In order to protect the sheets, producers first employed a protection system based on an acrylic lacquer layer enriched with UV-absorbers.
The acrylic layer was sprayed on the sheet during the process or applied by a special roller system. The lacquer provided very good resistance to solar radiation and, in terms of UV protection, gave better performance when compared to the co-extrusion of a UV layer.
On the other hand, the reliability of the lacquer layer was very poor. In many cases, the layer was easily peeled off from the sheet, especially when the sheet was subject to high-stress circumstances. High stress could develop, for example, from extreme weather conditions or when the sheet was installed in a curved shape.
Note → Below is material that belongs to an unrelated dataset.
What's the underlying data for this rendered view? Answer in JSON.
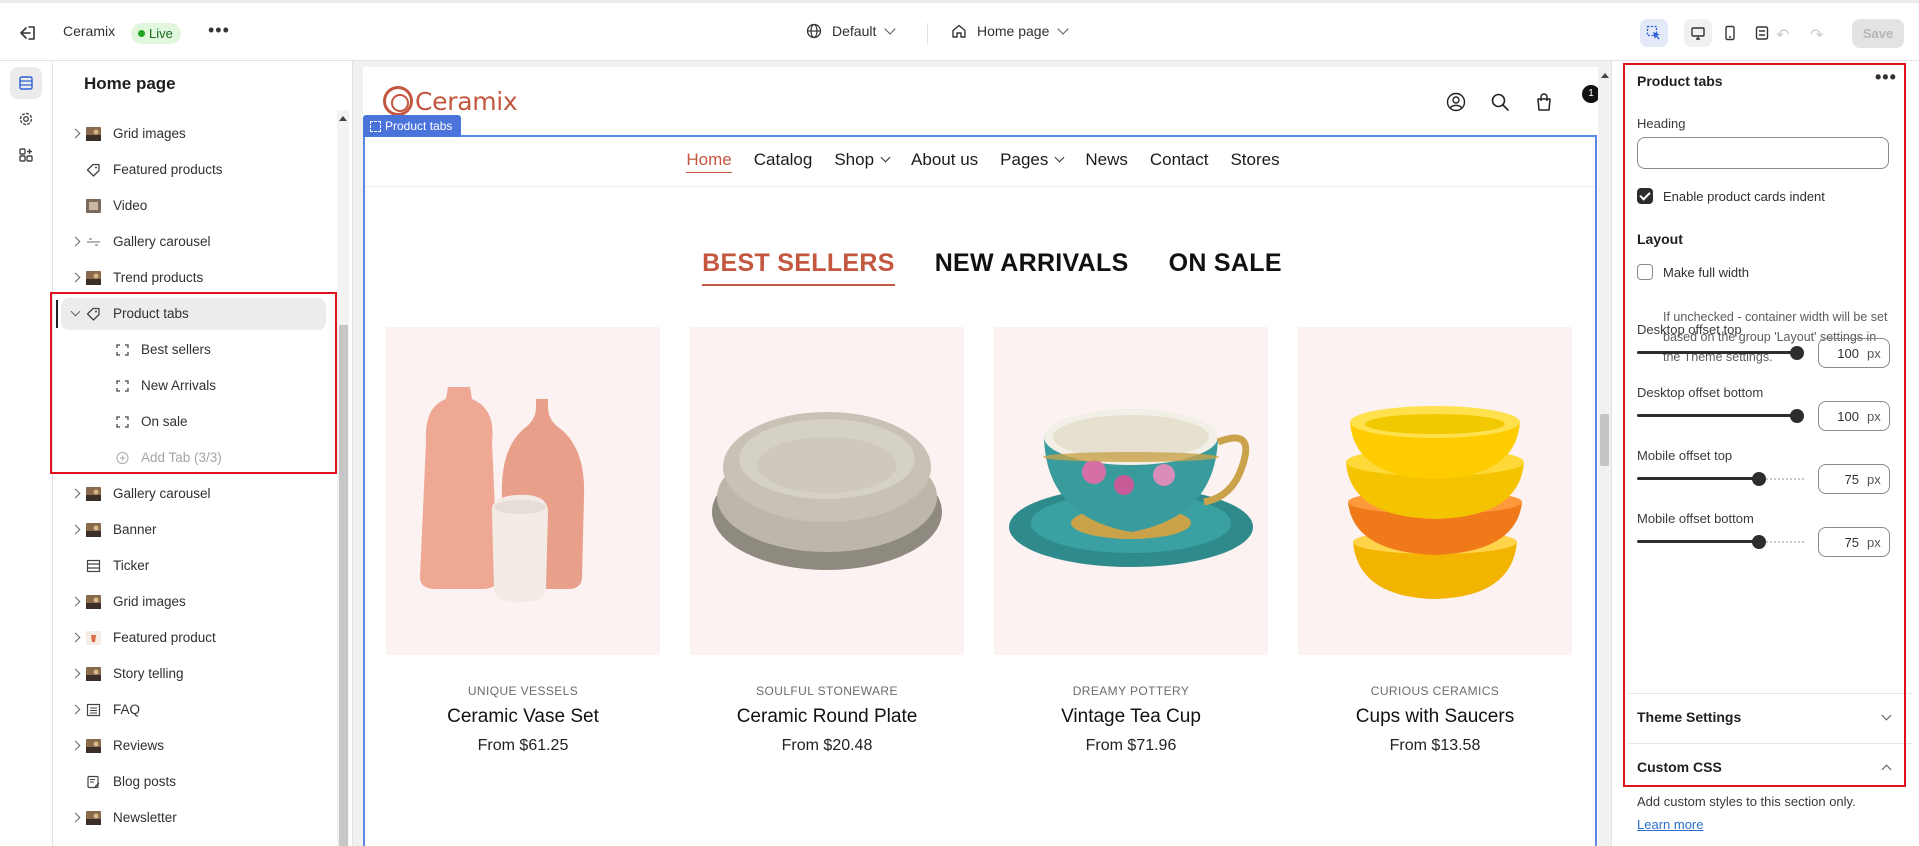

Bayer (today Covestro) was the first to develop the innovative idea of protecting the sheet with a thin polycarbonate layer enriched with UV absorbers and applied on the sheet by co-extrusion technology. This was a breakthrough in the production of polycarbonate sheets (solid and multi-wall) with extended service life.
Originally, co-extrusion of an additional polycarbonate layer on top of the UV protective layer was required due to the high level of plate-out of the UV absorber at the die exit prior to the calibration stage. Later, high molecular weight UV absorbers were developed (e.g. Tinuvin 360) that minimized evaporation/migration levels on the calibrator inserts.
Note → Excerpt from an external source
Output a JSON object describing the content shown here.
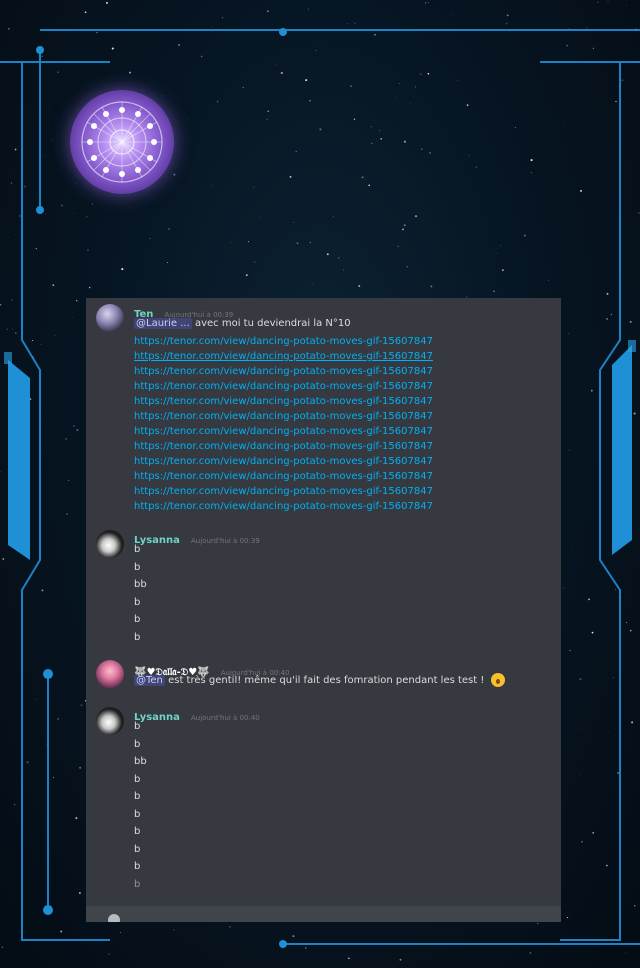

Sheet producers discovered that optimal UV layer thickness should be in the range of 30 to 40 microns (Fig.1). The UV absorber concentration in this layer should be at least 5% or 6%, though higher UV absorber levels resulted in better UV protection performance.
Fig. 1 – Most sheet producers monitor and adjust the thickness of the UV layer with the aid of an optical microscope equipped with a UV lamp that emphasizes the co-extruded layer. Thickness measurements need to be conducted across the sheet’s width to guarantee complete protection.
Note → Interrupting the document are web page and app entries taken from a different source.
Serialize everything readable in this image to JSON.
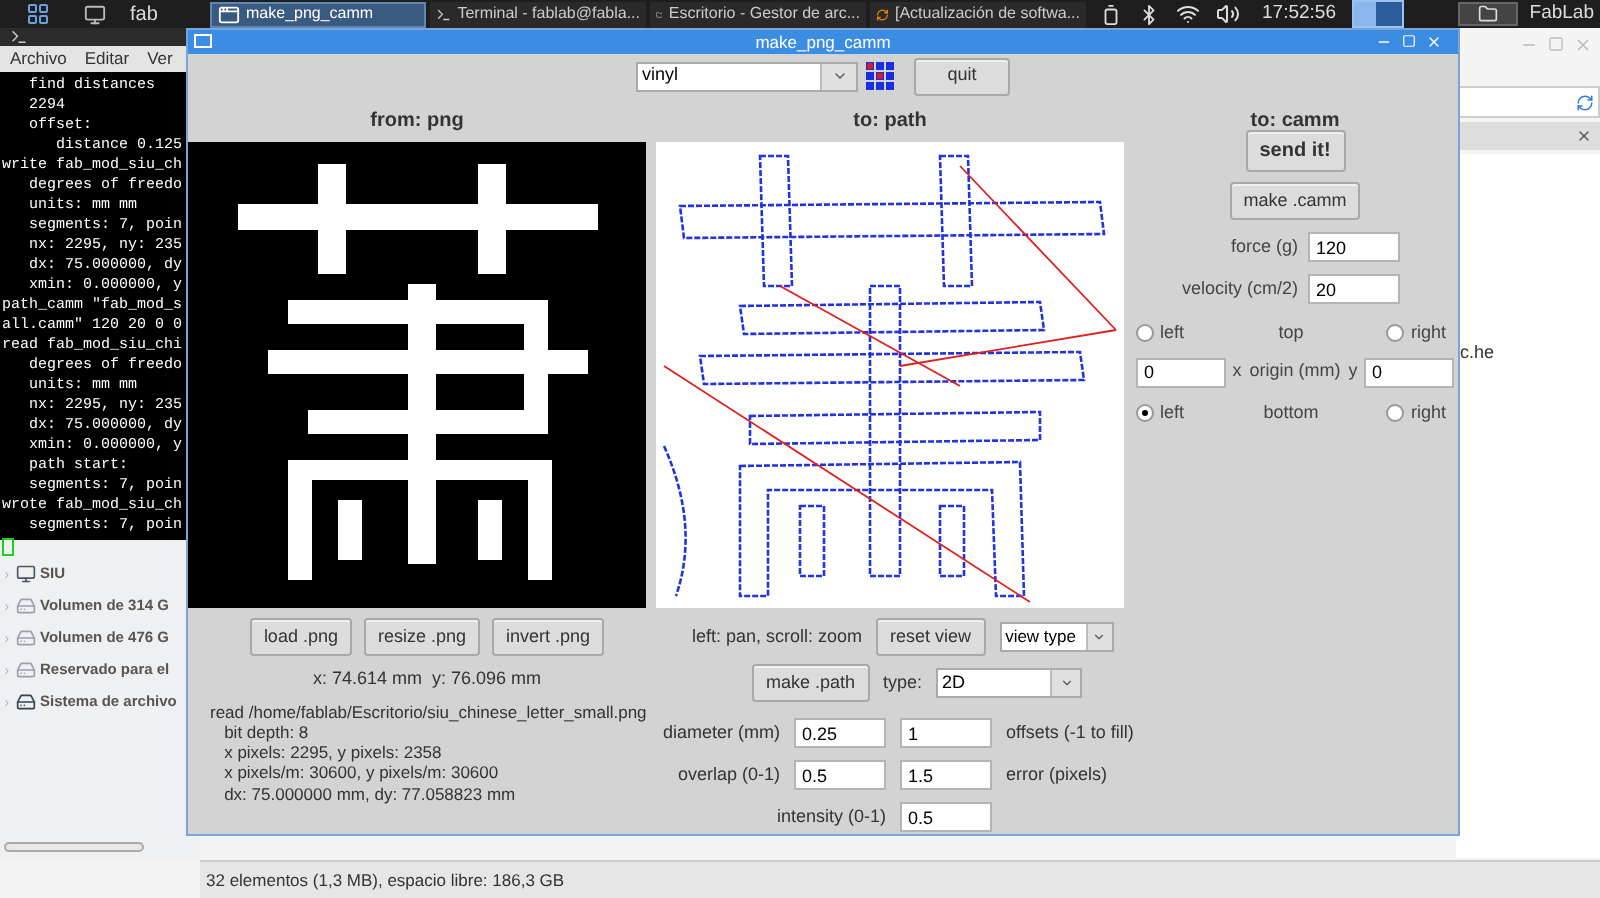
{
  "taskbar": {
    "workspace_label": "fab",
    "tasks": [
      {
        "label": "make_png_camm",
        "selected": true,
        "kind": "window"
      },
      {
        "label": "Terminal - fablab@fabla...",
        "selected": false,
        "kind": "terminal"
      },
      {
        "label": "Escritorio - Gestor de arc...",
        "selected": false,
        "kind": "folder"
      },
      {
        "label": "[Actualización de softwa...",
        "selected": false,
        "kind": "update"
      }
    ],
    "clock": "17:52:56",
    "user": "FabLab"
  },
  "terminal": {
    "menu": [
      "Archivo",
      "Editar",
      "Ver"
    ],
    "lines": [
      "   find distances",
      "   2294",
      "   offset:",
      "      distance 0.125",
      "write fab_mod_siu_ch",
      "   degrees of freedo",
      "   units: mm mm",
      "   segments: 7, poin",
      "   nx: 2295, ny: 235",
      "   dx: 75.000000, dy",
      "   xmin: 0.000000, y",
      "path_camm \"fab_mod_s",
      "all.camm\" 120 20 0 0",
      "read fab_mod_siu_chi",
      "   degrees of freedo",
      "   units: mm mm",
      "   nx: 2295, ny: 235",
      "   dx: 75.000000, dy",
      "   xmin: 0.000000, y",
      "   path start:",
      "   segments: 7, poin",
      "wrote fab_mod_siu_ch",
      "   segments: 7, poin"
    ]
  },
  "file_manager": {
    "places": [
      {
        "label": "SIU",
        "kind": "media"
      },
      {
        "label": "Volumen de 314 G",
        "kind": "disk"
      },
      {
        "label": "Volumen de 476 G",
        "kind": "disk"
      },
      {
        "label": "Reservado para el",
        "kind": "disk"
      },
      {
        "label": "Sistema de archivo",
        "kind": "system"
      }
    ],
    "file_text": "c.he",
    "status": "32 elementos (1,3 MB), espacio libre: 186,3 GB"
  },
  "dialog": {
    "title": "make_png_camm",
    "material": "vinyl",
    "quit": "quit",
    "from_heading": "from: png",
    "path_heading": "to: path",
    "camm_heading": "to: camm",
    "png_buttons": [
      "load .png",
      "resize .png",
      "invert .png"
    ],
    "cursor": "x: 74.614 mm  y: 76.096 mm",
    "log": [
      "read /home/fablab/Escritorio/siu_chinese_letter_small.png",
      "   bit depth: 8",
      "   x pixels: 2295, y pixels: 2358",
      "   x pixels/m: 30600, y pixels/m: 30600",
      "   dx: 75.000000 mm, dy: 77.058823 mm"
    ],
    "view_hint": "left: pan, scroll: zoom",
    "reset_view": "reset view",
    "view_type": "view type",
    "make_path": "make .path",
    "type_label": "type:",
    "type_value": "2D",
    "params": [
      {
        "label": "diameter (mm)",
        "value": "0.25",
        "value2": "1",
        "label2": "offsets (-1 to fill)"
      },
      {
        "label": "overlap (0-1)",
        "value": "0.5",
        "value2": "1.5",
        "label2": "error (pixels)"
      },
      {
        "label": "intensity (0-1)",
        "value": "0.5"
      }
    ],
    "send": "send it!",
    "make_camm": "make .camm",
    "fields": [
      {
        "label": "force (g)",
        "value": "120"
      },
      {
        "label": "velocity (cm/2)",
        "value": "20"
      }
    ],
    "origin": {
      "top_label": "top",
      "bottom_label": "bottom",
      "x_label": "x",
      "label": "origin (mm)",
      "y_label": "y",
      "x_value": "0",
      "y_value": "0",
      "corners": [
        {
          "label": "left",
          "selected": false
        },
        {
          "label": "right",
          "selected": false
        },
        {
          "label": "left",
          "selected": true
        },
        {
          "label": "right",
          "selected": false
        }
      ]
    }
  }
}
The rheological properties of the UV layer should match the base layer in order to achieve uniform layer distribution.
Nevertheless, rheology isn’t the only factor which affects the layer distribution. The feed block design also has a very important effect. Use of a poor quality or a poorly designed feed block can result in uneven UV layer distribution (Fig.2). As a result, there is a reduction in the efficiency of the UV layer and the process becomes less economical.
Fig.2 – Layer distribution of a 2.1-meter width multi-wall sheet. Blue line: original distribution. Orange line: after feed-block modification. Inefficient distribution of the UV compound can lead to an increase in consumption of UV cap layer compound by 20% or more. It is good for the UV compounders…but very costly for sheet producers.
Finally, the plate-out properties of the UV compound should be as low as possible to enable smooth production without interruptions for cleaning the calibrators. Few companies offer compounded UV polycarbonate for sheet protection. The main suppliers are the polycarbonate resin producers although several independent compounders offer these compounds as well. However, quality must be tested carefully before the material can be approved.
In short, the UV layer is the Insurance Certificate of the polycarbonate sheet. Therefore, sheet producers must pay careful attention to sourcing the UV cap layer from a reliable supplier. Not less important is implementing the compound in a reliable process that gives a uniform thickness across the entire sheet width.
As always, thank you for your interest and comments. If there is a particular topic that you would like to see discussed in a future newsletter, please be in touch and let us know!
Polycarbonate Product Manager | Tosaf Compounds
Tel: +972 (0)4 6068 000 Fax: Cell: +972 (0) 54 5663319